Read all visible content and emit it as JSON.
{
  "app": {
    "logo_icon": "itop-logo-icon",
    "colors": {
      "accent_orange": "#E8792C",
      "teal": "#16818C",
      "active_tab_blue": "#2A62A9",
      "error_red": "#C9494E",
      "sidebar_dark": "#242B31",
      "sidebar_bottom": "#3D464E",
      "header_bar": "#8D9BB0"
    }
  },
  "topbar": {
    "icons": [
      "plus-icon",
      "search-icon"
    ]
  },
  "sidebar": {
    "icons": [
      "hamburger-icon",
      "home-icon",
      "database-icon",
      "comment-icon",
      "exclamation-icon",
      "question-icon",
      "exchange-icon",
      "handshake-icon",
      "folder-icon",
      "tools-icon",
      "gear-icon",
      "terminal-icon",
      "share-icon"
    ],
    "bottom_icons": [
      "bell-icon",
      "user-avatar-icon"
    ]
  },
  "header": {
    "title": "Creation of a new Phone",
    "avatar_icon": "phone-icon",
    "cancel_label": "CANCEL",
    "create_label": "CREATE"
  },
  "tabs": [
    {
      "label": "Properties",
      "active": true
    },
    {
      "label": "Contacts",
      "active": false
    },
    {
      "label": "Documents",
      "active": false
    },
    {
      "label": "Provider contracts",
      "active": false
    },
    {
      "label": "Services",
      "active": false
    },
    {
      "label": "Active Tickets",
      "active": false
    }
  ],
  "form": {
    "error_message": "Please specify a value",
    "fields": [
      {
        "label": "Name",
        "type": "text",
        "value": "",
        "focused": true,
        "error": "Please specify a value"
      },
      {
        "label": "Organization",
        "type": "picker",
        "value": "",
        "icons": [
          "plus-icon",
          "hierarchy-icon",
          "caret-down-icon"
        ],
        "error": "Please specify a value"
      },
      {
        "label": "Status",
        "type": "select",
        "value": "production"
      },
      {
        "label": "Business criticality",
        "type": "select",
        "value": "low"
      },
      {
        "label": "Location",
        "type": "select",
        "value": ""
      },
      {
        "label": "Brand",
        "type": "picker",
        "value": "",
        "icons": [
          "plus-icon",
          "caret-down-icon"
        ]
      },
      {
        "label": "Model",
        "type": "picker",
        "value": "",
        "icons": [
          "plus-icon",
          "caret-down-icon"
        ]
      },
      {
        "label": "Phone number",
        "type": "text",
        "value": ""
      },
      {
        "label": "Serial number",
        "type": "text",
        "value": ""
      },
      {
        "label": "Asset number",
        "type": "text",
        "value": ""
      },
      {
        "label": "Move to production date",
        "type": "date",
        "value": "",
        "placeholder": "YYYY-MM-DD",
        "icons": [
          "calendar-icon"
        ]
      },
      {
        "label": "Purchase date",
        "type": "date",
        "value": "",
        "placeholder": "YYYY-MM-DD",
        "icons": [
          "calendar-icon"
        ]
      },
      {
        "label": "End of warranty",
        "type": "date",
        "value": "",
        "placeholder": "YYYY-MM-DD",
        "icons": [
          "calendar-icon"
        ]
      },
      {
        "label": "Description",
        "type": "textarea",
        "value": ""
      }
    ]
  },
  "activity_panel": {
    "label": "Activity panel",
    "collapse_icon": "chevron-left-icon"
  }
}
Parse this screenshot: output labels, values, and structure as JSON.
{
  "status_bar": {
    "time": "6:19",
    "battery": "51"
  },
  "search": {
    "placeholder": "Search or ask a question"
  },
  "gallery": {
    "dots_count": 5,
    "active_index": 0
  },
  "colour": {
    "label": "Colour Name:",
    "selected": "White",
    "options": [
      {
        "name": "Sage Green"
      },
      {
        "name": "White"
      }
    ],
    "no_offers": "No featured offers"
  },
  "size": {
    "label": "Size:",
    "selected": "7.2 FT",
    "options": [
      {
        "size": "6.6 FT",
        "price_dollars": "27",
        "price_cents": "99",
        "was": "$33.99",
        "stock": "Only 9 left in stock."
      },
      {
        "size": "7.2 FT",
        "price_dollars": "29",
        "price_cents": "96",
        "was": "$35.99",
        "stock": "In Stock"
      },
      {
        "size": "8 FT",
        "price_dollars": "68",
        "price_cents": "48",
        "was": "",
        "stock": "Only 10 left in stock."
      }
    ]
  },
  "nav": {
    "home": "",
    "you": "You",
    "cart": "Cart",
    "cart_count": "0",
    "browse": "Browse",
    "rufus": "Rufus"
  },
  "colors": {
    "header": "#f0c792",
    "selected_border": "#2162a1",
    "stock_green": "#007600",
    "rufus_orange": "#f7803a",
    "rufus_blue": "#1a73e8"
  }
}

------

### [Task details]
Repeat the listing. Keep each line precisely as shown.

### [Expected answer]
Read all visible content and emit it as JSON.
{
  "app": {
    "logo_icon": "itop-logo-icon",
    "colors": {
      "accent_orange": "#E8792C",
      "teal": "#16818C",
      "active_tab_blue": "#2A62A9",
      "error_red": "#C9494E",
      "sidebar_dark": "#242B31",
      "sidebar_bottom": "#3D464E",
      "header_bar": "#8D9BB0"
    }
  },
  "topbar": {
    "icons": [
      "plus-icon",
      "search-icon"
    ]
  },
  "sidebar": {
    "icons": [
      "hamburger-icon",
      "home-icon",
      "database-icon",
      "comment-icon",
      "exclamation-icon",
      "question-icon",
      "exchange-icon",
      "handshake-icon",
      "folder-icon",
      "tools-icon",
      "gear-icon",
      "terminal-icon",
      "share-icon"
    ],
    "bottom_icons": [
      "bell-icon",
      "user-avatar-icon"
    ]
  },
  "header": {
    "title": "Creation of a new Phone",
    "avatar_icon": "phone-icon",
    "cancel_label": "CANCEL",
    "create_label": "CREATE"
  },
  "tabs": [
    {
      "label": "Properties",
      "active": true
    },
    {
      "label": "Contacts",
      "active": false
    },
    {
      "label": "Documents",
      "active": false
    },
    {
      "label": "Provider contracts",
      "active": false
    },
    {
      "label": "Services",
      "active": false
    },
    {
      "label": "Active Tickets",
      "active": false
    }
  ],
  "form": {
    "error_message": "Please specify a value",
    "fields": [
      {
        "label": "Name",
        "type": "text",
        "value": "",
        "focused": true,
        "error": "Please specify a value"
      },
      {
        "label": "Organization",
        "type": "picker",
        "value": "",
        "icons": [
          "plus-icon",
          "hierarchy-icon",
          "caret-down-icon"
        ],
        "error": "Please specify a value"
      },
      {
        "label": "Status",
        "type": "select",
        "value": "production"
      },
      {
        "label": "Business criticality",
        "type": "select",
        "value": "low"
      },
      {
        "label": "Location",
        "type": "select",
        "value": ""
      },
      {
        "label": "Brand",
        "type": "picker",
        "value": "",
        "icons": [
          "plus-icon",
          "caret-down-icon"
        ]
      },
      {
        "label": "Model",
        "type": "picker",
        "value": "",
        "icons": [
          "plus-icon",
          "caret-down-icon"
        ]
      },
      {
        "label": "Phone number",
        "type": "text",
        "value": ""
      },
      {
        "label": "Serial number",
        "type": "text",
        "value": ""
      },
      {
        "label": "Asset number",
        "type": "text",
        "value": ""
      },
      {
        "label": "Move to production date",
        "type": "date",
        "value": "",
        "placeholder": "YYYY-MM-DD",
        "icons": [
          "calendar-icon"
        ]
      },
      {
        "label": "Purchase date",
        "type": "date",
        "value": "",
        "placeholder": "YYYY-MM-DD",
        "icons": [
          "calendar-icon"
        ]
      },
      {
        "label": "End of warranty",
        "type": "date",
        "value": "",
        "placeholder": "YYYY-MM-DD",
        "icons": [
          "calendar-icon"
        ]
      },
      {
        "label": "Description",
        "type": "textarea",
        "value": ""
      }
    ]
  },
  "activity_panel": {
    "label": "Activity panel",
    "collapse_icon": "chevron-left-icon"
  }
}
Parse this screenshot: output labels, values, and structure as JSON.
{
  "status_bar": {
    "time": "6:19",
    "battery": "51"
  },
  "search": {
    "placeholder": "Search or ask a question"
  },
  "gallery": {
    "dots_count": 5,
    "active_index": 0
  },
  "colour": {
    "label": "Colour Name:",
    "selected": "White",
    "options": [
      {
        "name": "Sage Green"
      },
      {
        "name": "White"
      }
    ],
    "no_offers": "No featured offers"
  },
  "size": {
    "label": "Size:",
    "selected": "7.2 FT",
    "options": [
      {
        "size": "6.6 FT",
        "price_dollars": "27",
        "price_cents": "99",
        "was": "$33.99",
        "stock": "Only 9 left in stock."
      },
      {
        "size": "7.2 FT",
        "price_dollars": "29",
        "price_cents": "96",
        "was": "$35.99",
        "stock": "In Stock"
      },
      {
        "size": "8 FT",
        "price_dollars": "68",
        "price_cents": "48",
        "was": "",
        "stock": "Only 10 left in stock."
      }
    ]
  },
  "nav": {
    "home": "",
    "you": "You",
    "cart": "Cart",
    "cart_count": "0",
    "browse": "Browse",
    "rufus": "Rufus"
  },
  "colors": {
    "header": "#f0c792",
    "selected_border": "#2162a1",
    "stock_green": "#007600",
    "rufus_orange": "#f7803a",
    "rufus_blue": "#1a73e8"
  }
}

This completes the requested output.